The development ends a two-year legal battle waged by the AIIS, a lobbying group that represents steel traders, against one of the Trump administration’s signature trade policies.
“AIIS regrets the decision… From the beginning of our challenge to the presidential tariff-making at the heart of this case, we have been guided by one principle: We speak out when the cause is right and the livelihoods of our members and steel supply chain colleagues are harmed,” association president Richard Chriss wrote in an email to Fastmarkets on Monday June 22.
It is up to the House of Representatives and the Senate to take up the battle against Section 232, he said.
“Even though the Supreme Court did not today agree to accept our petition, our cause is still right,” Chriss said. “We reinvigorated a robust national conversation about the proper separation of powers in our system of ordered liberty. That conversation continues. Now it is up to Congress to place limits on presidential decision-making.”
Chriss’ comments came after the Supreme Court on Monday included the AIIS petition in a list of cases for which certiorari had been denied.
The move means that the Supreme Court will not review lower court rulings on the AIIS case.
The group had said President Donald Trump overstepped the powers granted to him by the Constitution when he imposed the Section 232 tariffs.
The American Iron and Steel Institute (AISI), a lobbying group that represents US mills, applauded the Supreme Court’s decision.
“The decision by the Supreme Court today not to hear further arguments in this case is acknowledgement once again that Congress acted within its constitutional authority when it authorized the president to take action to adjust imports that threaten to impair our national security,” AISI president and chief executive officer Thomas J Gibson said in a statement on Monday.

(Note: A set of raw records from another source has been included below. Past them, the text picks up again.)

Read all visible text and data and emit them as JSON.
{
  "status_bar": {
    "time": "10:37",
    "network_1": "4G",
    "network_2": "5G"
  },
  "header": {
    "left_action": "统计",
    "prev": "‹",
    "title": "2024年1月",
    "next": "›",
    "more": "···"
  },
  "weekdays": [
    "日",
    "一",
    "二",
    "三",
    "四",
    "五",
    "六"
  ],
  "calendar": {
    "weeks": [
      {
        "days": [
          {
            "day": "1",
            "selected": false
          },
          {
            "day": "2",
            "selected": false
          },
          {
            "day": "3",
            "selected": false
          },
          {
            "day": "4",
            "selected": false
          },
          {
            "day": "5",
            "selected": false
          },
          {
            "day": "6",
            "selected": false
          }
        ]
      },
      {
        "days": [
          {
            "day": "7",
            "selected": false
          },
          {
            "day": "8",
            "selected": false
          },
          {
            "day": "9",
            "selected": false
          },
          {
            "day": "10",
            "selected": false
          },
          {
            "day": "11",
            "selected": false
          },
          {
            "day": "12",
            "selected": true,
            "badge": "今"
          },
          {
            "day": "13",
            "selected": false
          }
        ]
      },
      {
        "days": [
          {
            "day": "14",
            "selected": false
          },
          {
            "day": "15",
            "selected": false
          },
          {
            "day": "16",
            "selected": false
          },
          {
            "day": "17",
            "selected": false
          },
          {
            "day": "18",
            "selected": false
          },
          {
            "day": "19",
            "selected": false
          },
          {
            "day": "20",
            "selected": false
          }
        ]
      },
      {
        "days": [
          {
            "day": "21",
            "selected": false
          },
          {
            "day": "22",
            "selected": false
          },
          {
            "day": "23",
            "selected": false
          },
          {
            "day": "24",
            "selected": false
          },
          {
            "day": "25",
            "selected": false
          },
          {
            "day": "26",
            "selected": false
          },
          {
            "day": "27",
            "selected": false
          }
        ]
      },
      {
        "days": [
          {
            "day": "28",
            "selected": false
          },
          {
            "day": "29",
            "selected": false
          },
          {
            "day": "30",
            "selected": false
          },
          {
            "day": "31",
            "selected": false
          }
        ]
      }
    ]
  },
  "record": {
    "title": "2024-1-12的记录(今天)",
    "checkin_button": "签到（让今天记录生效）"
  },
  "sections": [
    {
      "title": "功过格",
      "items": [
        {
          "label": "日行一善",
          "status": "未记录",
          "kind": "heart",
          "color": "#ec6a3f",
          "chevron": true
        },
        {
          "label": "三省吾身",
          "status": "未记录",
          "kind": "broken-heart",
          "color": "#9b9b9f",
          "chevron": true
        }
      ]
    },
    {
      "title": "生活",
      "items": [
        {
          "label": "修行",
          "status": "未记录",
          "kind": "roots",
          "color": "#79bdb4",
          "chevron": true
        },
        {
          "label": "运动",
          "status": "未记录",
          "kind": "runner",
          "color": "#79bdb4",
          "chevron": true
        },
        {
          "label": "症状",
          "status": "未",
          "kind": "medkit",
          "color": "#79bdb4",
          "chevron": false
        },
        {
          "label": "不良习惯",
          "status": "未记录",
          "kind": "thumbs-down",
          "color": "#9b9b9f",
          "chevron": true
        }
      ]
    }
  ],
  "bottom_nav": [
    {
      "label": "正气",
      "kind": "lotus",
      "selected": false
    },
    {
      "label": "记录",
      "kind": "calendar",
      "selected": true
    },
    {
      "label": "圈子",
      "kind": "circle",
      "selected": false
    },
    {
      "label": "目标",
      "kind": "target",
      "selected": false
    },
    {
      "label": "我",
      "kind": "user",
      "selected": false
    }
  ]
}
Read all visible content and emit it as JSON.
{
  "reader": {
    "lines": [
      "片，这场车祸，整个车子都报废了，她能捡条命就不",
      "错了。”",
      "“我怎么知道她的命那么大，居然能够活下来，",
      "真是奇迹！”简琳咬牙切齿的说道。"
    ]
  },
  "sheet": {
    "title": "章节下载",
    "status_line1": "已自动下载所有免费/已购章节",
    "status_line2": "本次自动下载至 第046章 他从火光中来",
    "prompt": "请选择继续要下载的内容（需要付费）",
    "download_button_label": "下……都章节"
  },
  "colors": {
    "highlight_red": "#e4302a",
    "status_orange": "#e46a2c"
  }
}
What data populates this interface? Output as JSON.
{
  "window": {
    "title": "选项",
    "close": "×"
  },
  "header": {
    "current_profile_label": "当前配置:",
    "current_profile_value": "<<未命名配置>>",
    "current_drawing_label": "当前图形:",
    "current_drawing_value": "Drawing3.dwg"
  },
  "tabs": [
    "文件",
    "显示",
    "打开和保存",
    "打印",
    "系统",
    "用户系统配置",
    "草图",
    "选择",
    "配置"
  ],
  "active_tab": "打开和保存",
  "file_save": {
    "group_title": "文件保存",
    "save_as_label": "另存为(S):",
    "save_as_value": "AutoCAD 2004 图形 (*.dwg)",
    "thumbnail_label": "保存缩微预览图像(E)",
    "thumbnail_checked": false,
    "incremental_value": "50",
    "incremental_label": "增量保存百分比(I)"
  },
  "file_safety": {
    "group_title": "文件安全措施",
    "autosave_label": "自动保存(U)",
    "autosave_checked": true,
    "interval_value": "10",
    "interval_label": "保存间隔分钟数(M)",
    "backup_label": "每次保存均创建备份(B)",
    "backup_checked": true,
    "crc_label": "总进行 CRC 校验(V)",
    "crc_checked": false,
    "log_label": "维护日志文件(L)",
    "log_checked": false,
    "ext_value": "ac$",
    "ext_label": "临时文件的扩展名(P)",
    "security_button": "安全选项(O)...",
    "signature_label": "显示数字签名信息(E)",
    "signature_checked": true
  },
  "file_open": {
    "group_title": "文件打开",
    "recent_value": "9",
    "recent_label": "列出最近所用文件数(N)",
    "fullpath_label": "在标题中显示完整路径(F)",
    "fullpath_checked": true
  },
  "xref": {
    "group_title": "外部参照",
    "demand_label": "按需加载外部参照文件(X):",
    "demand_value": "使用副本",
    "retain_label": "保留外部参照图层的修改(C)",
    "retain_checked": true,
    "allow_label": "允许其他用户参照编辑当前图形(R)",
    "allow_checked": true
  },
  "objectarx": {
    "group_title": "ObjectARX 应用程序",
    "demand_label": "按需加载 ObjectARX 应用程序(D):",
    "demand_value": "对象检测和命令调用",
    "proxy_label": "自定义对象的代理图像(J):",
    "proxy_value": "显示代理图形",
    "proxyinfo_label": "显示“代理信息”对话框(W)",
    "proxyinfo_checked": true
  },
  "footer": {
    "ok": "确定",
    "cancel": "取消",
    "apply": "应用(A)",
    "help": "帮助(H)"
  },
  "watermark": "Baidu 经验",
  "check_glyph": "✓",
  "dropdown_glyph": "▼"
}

The AIIS told Fastmarkets in February that it would seek Supreme Court intervention. The group did so after the US Court of Appeals for the Federal Circuit said that Trump acted within the authority granted to him by the Constitution in imposing tariffs and quotas against foreign steel and aluminium on national security grounds. The appeals court’s opinion upheld a decision reached by the US Court of International Trade in March 2019.
That was the beginning of AIIS’ second unsuccessful trip to the high court.
AIIS, citing the urgency of its case against Section 232, tried to circumvent the appeals process in April 2019 by going straight to the Supreme Court. The high court declined to hear the matter last June, as it did again this year.
The Trump administration in March 2018 announced blanket 25% tariffs on steel imported into the US. The AIIS filed a lawsuit challenging the measure in June of that year.
US steel prices surged to their highest point in nearly a decade shortly after the Section 232 tariffs were implemented, but they have since lost almost half of their value.
Fastmarkets’ daily steel hot-rolled coil index, fob mill US was calculated at $23.94 per hundredweight ($478.80 per short ton) on May 19, down by 47.8% from the nearly 10-year high of $45.84 per cwt reached in early July 2018.
And US steel imports have declined since Section 232 was unveiled. Imports of the product totaled 25.29 million tonnes in 2019, down by 17.3% from 30.57 million tons in 2018 and off by 26.6% from 34.47 million tonnes in 2017, according to Commerce Department figures.
(This story was updated on June 22 to include AIIS comment.)
The United States Supreme Court has declined to hear, for a second time, an American Institute for International Steel (AIIS) legal challenge to the Trump administration's Section 232 tariffs and quotas on imported steel.